--- Task inputs Enclosed Below ---
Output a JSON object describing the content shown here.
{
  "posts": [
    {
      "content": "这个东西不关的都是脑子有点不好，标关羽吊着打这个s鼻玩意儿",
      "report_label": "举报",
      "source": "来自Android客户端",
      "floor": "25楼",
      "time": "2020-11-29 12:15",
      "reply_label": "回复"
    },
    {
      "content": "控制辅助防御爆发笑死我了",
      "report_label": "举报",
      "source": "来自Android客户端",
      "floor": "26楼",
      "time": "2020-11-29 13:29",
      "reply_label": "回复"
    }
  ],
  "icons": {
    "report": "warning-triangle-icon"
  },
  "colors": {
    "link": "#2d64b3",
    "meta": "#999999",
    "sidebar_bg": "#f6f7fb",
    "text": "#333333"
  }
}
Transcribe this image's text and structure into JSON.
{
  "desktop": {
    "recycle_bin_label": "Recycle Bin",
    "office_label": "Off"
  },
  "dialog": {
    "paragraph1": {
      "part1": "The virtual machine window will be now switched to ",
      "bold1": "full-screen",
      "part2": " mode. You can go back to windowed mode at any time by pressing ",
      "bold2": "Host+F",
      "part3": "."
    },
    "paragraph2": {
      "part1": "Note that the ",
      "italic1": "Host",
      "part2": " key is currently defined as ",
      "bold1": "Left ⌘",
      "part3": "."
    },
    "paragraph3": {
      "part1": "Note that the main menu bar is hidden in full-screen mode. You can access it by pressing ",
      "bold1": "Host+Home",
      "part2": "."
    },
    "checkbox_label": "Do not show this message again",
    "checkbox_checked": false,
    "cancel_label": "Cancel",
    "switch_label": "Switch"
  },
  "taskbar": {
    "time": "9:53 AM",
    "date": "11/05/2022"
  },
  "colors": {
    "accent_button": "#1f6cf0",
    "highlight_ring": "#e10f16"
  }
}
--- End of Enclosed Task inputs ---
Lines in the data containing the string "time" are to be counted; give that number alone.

▶ [Task output]:
4